Eileen Saxon, sometimes referred to as "The Blue Baby", was the patient in an operation that ushered in the modern era of cardiac surgery.
She had a condition called Tetralogy of Fallot, one of the primary congenital defects that lead to blue baby syndrome. In this condition, defects in the great vessels and wall of the heart lead to a chronic lack of oxygen in the blood. In Eileen's case, this made her lips and fingers turn blue, with the rest of her skin having a very faint blue tinge. She could only take a few steps before beginning to breathe heavily.
On November 29, 1944, Saxon was the first living human to receive a groundbreaking operation. (now known as a Blalock-Thomas-Taussig shunt) suggested by pediatric cardiologist Helen B. Taussig and administered by Alfred Blalock, with Vivien Thomas, who had perfected the surgery in laboratory tests on animals, standing over his shoulder to advise him on performing the surgery.
The surgery had been designed and first performed on laboratory dogs by Thomas, who taught the technique to Blalock. Although Thomas perfected the technique, he could not perform the surgery because he was not a doctor.
The surgery was not completely successful, since Eileen Saxon became cyanotic again a few months later. Another shunt was attempted on the opposite side of the chest, but she died a few days afterwards, very close to her second birthday. Though Saxon died, she lived long enough to demonstrate that the operation would work. The team later discovered the operation worked best in older children. Saxon herself could not have waited any longer. By the time the first shunt was attempted on her, she was in danger of dying.
- McCabe, Katie (August 1989). "Like Something the Lord Made". The Washingtonian. Retrieved 8 November 2014.
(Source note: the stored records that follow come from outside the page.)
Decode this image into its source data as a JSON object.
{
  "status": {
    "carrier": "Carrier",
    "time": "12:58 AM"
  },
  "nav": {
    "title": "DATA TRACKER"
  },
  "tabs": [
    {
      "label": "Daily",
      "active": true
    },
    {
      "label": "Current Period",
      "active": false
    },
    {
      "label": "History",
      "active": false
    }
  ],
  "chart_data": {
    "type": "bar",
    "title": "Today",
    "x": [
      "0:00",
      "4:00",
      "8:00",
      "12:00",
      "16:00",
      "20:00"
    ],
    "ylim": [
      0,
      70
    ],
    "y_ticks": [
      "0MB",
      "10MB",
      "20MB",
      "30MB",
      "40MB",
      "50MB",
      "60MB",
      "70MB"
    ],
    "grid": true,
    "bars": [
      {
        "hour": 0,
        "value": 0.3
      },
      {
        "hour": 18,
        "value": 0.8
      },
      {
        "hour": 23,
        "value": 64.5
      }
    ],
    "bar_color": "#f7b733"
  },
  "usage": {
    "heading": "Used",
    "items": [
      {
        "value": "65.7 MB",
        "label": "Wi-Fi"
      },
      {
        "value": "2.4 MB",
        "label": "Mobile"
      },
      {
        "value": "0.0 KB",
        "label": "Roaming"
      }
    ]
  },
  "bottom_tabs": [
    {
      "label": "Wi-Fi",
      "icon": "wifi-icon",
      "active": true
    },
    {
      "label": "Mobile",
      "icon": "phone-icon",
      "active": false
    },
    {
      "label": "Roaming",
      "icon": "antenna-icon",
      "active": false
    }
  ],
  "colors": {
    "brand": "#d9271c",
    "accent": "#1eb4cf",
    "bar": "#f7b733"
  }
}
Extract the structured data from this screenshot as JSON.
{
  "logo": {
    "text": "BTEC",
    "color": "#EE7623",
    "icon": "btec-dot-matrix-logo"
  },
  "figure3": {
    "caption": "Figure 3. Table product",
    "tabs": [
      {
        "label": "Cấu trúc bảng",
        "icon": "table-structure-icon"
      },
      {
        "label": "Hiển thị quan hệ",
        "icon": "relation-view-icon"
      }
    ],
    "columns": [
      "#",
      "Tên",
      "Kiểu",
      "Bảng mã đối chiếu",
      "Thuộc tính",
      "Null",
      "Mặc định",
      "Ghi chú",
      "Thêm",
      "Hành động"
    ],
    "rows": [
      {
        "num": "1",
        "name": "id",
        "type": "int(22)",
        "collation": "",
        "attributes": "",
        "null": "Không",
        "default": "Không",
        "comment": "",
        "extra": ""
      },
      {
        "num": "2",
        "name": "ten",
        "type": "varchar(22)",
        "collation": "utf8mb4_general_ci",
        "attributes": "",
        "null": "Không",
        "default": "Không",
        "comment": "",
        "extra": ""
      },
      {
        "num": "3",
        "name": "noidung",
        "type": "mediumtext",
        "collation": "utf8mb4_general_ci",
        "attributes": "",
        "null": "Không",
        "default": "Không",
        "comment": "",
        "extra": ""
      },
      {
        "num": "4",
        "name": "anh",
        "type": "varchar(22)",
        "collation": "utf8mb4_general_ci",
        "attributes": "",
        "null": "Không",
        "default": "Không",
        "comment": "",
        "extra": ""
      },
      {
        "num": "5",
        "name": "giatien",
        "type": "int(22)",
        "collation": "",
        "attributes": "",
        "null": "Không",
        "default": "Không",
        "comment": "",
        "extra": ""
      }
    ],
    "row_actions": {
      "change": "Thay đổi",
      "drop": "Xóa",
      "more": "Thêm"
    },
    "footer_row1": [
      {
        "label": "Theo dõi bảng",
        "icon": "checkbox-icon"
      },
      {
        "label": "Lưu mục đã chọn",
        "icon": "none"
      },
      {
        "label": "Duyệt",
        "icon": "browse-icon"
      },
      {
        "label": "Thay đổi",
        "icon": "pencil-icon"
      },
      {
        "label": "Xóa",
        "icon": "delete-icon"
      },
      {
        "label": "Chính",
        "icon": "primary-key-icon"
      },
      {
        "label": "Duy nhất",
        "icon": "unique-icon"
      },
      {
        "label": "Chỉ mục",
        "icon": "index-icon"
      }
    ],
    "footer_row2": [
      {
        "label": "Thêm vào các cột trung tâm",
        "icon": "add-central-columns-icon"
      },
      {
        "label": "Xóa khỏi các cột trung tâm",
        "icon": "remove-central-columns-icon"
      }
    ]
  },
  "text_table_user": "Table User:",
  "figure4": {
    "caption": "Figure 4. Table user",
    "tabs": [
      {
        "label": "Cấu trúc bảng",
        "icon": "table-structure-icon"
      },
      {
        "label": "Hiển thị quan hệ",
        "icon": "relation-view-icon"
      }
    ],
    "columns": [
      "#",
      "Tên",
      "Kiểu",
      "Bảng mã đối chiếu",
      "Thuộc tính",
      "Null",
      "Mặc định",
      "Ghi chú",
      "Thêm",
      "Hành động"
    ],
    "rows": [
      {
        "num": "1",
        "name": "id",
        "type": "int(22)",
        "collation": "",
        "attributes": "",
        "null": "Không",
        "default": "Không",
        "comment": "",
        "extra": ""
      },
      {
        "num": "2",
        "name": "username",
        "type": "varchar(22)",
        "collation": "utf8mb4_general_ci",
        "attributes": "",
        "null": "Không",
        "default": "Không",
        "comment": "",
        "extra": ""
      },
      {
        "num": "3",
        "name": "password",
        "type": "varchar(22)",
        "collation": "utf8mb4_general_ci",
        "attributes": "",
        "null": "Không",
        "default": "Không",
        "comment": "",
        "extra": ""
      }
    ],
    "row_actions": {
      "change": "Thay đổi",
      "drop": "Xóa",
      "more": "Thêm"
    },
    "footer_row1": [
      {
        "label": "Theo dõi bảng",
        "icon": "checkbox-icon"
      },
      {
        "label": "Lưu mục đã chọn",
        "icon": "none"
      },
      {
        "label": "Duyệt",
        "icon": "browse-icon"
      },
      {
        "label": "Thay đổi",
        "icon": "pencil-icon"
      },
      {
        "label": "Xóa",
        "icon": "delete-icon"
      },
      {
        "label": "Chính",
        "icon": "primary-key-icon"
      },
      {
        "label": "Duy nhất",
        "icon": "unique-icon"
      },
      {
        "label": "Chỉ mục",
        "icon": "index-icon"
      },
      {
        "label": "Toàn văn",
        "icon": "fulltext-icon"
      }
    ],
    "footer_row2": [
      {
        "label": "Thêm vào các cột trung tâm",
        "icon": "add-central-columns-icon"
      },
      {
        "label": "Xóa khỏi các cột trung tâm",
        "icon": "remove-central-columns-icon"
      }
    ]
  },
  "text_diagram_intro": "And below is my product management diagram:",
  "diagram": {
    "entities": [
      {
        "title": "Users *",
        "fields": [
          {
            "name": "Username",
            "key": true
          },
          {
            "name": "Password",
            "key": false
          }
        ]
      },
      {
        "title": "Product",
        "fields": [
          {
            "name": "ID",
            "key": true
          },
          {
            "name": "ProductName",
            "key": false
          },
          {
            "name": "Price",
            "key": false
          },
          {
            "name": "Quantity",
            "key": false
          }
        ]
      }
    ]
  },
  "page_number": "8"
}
- Field, Mike, "Hopkins pioneered 'blue baby' surgery 50 years ago; 'I Remember ... Thinking It Was Impossible'", The Gazette, May 30, 1995
- Thomas, Vivien. Pioneering Research in Surgical Shock and Cardiovascular Surgery. p. 94.
- "That First Operation", Johns Hopkins Medical